EMILY BARR’S THE ONE MEMORY OF FLORA BANKS
This book was so incredibly clever, frightening, moving. I adored Flora, her narrative was gorgeously written and she was so loveable. The twists completely blind sighted me personally, which is always a good thing. I also LOVED the characters of Paige and Jacob, who were just amazing. Drake was a complete bloody idiot. Heartbreaking, but definitely something worth reading.
Aoife clifford’s all these perfect strangers
I don't know what exactly I was expecting from this read, but it wasn't really what I got. I found it quite slow in places, particularly at the beginning where there's just lots of hinting and NO detail. The revelations at the end were cool and I wasn't expecting them. The characters were diverse and interesting. I guess the word for this read is underwhelming.
Holly bourne’s the manifesto on how to be interesting
So let's just get this out of the way from the very beginning, this sure as hell isn't the Spinster Club trilogy, and it doesn't even come close, really. However, I did enjoy the story. It was pretty inventive, and absolutely savage at times. Explored really important teen issues.
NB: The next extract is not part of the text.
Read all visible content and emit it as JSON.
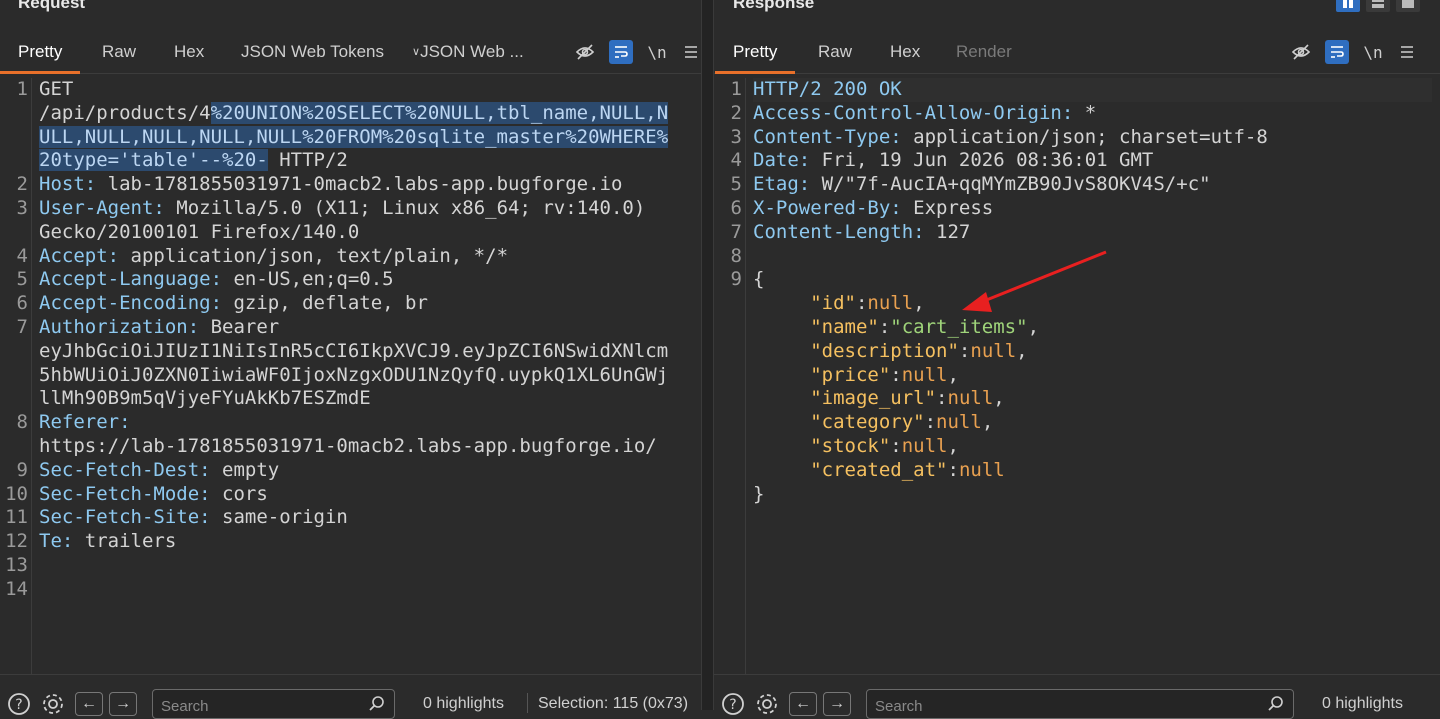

Some more character development was needed in places, and sometimes it was unclear whether or not we were supposed to be hating or sort of loving different characters.
SIOBHAN VIVIAN’S THE LIST
For me, the key issue with this book is I do not understand the point of it. So much moral, thought provoking stuff could've been done with it, but it just isn't. There's very little redemption, very little likability or connection with the girls in question, some of them are just down right annoying and stay that way until the very end. I felt no connection with the majority of the story, and some of the girls' storylines were just repeated in their older or younger counterparts.
Tommy wallach’s we all looked up
I think somewhere in the blurb this story is described as the teens learning to 'really live' which I just don't think is accurate. The beginning was full of great character development, and the ending was interesting, but for about 200 pages in the middle I just lost total interest to be honest. The only relationship I was interested/invested in was that of Anita and Andy. Also, Eliza's dead was really bloody cool. Overall, slightly disappointing really.
Harriet reuter hapgood’s the square root of summer
If I'd read the blurb better, I might not have actually picked this book up in Waterstones to be honest. I completely must've skipped over the mentioned of 'wormholes' and thought it was just a fun summer romance. Not so much. This was science-y and complicated as hell for me. Too much weird time travel stuff, which is cool and commendable for experimenting with, but I would've much preferred to have read Margot's memories as simple flashbacks. Cool characters though, especially Grey.
Claire hennessy’s nothing tastes as good
I really loved this book. Both Annabel and Julie were such interesting characters and even the former was loveable in a weird way. I absolutely think the strongest element of the story was the slow, subtle shift towards affection in Annabel's voice and this realisation she comes to that she was actually sick. It was so strong, so powerful. I loved it. Can't wait to read more from this author!
Melissa de la cruz’s the witches of east end
Throughout I felt as though a lot of the narration was overly formal and just a bit over-written and forced, to be honest. The three Beauchamp ladies were interesting and diverse, but I didn't feel too great of an emotional connection with any of them, really. It's not until the ending, when the twists and turns get revealed, that this book really gets interesting. The Epilogue was intriguing, assumably there's a sequel out there somewhere. I may just pick it up!
There you have it! My huge January wrap up! What did you read this month? What was your favourite? Hope you enjoyed!
Till next week